• [Exercise brief] All of the records below are to be printed exactly; the pictures are to be left out.

----- Records to process -----

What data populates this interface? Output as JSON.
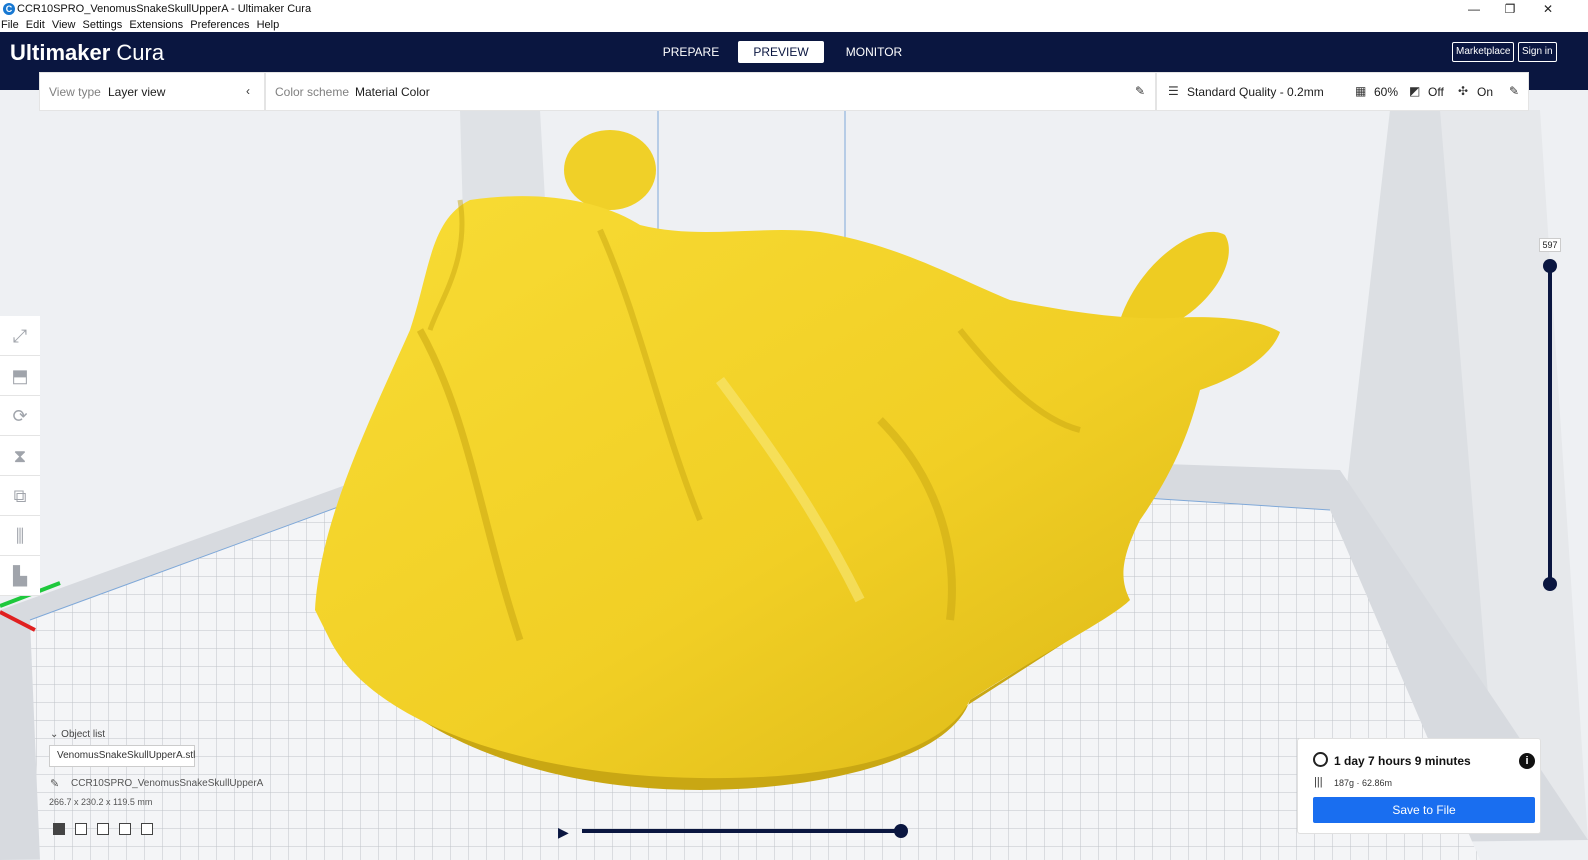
{
  "window": {
    "title": "CCR10SPRO_VenomusSnakeSkullUpperA - Ultimaker Cura",
    "app_icon_letter": "C",
    "controls": {
      "minimize": "—",
      "maximize": "❐",
      "close": "✕"
    }
  },
  "menu": [
    "File",
    "Edit",
    "View",
    "Settings",
    "Extensions",
    "Preferences",
    "Help"
  ],
  "header": {
    "logo_bold": "Ultimaker",
    "logo_light": " Cura",
    "stages": [
      "PREPARE",
      "PREVIEW",
      "MONITOR"
    ],
    "active_stage": "PREVIEW",
    "marketplace": "Marketplace",
    "sign_in": "Sign in"
  },
  "view_panel": {
    "view_type_label": "View type",
    "view_type_value": "Layer view",
    "color_scheme_label": "Color scheme",
    "color_scheme_value": "Material Color"
  },
  "print_settings": {
    "quality": "Standard Quality - 0.2mm",
    "infill": "60%",
    "support": "Off",
    "adhesion": "On"
  },
  "layer_slider": {
    "current_layer": "597"
  },
  "object_list": {
    "header": "Object list",
    "items": [
      "VenomusSnakeSkullUpperA.stl"
    ],
    "job_name": "CCR10SPRO_VenomusSnakeSkullUpperA",
    "dimensions": "266.7 x 230.2 x 119.5 mm"
  },
  "print_info": {
    "time": "1 day 7 hours 9 minutes",
    "material": "187g · 62.86m",
    "save_button": "Save to File"
  },
  "colors": {
    "header_bg": "#0a1640",
    "model": "#f3d22a",
    "accent_blue": "#196ef0"
  },
  "playback": {
    "progress": 1.0
  }
}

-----

• [Answer to the exercise]
What data populates this interface? Output as JSON.
{
  "window": {
    "title": "CCR10SPRO_VenomusSnakeSkullUpperA - Ultimaker Cura",
    "app_icon_letter": "C",
    "controls": {
      "minimize": "—",
      "maximize": "❐",
      "close": "✕"
    }
  },
  "menu": [
    "File",
    "Edit",
    "View",
    "Settings",
    "Extensions",
    "Preferences",
    "Help"
  ],
  "header": {
    "logo_bold": "Ultimaker",
    "logo_light": " Cura",
    "stages": [
      "PREPARE",
      "PREVIEW",
      "MONITOR"
    ],
    "active_stage": "PREVIEW",
    "marketplace": "Marketplace",
    "sign_in": "Sign in"
  },
  "view_panel": {
    "view_type_label": "View type",
    "view_type_value": "Layer view",
    "color_scheme_label": "Color scheme",
    "color_scheme_value": "Material Color"
  },
  "print_settings": {
    "quality": "Standard Quality - 0.2mm",
    "infill": "60%",
    "support": "Off",
    "adhesion": "On"
  },
  "layer_slider": {
    "current_layer": "597"
  },
  "object_list": {
    "header": "Object list",
    "items": [
      "VenomusSnakeSkullUpperA.stl"
    ],
    "job_name": "CCR10SPRO_VenomusSnakeSkullUpperA",
    "dimensions": "266.7 x 230.2 x 119.5 mm"
  },
  "print_info": {
    "time": "1 day 7 hours 9 minutes",
    "material": "187g · 62.86m",
    "save_button": "Save to File"
  },
  "colors": {
    "header_bg": "#0a1640",
    "model": "#f3d22a",
    "accent_blue": "#196ef0"
  },
  "playback": {
    "progress": 1.0
  }
}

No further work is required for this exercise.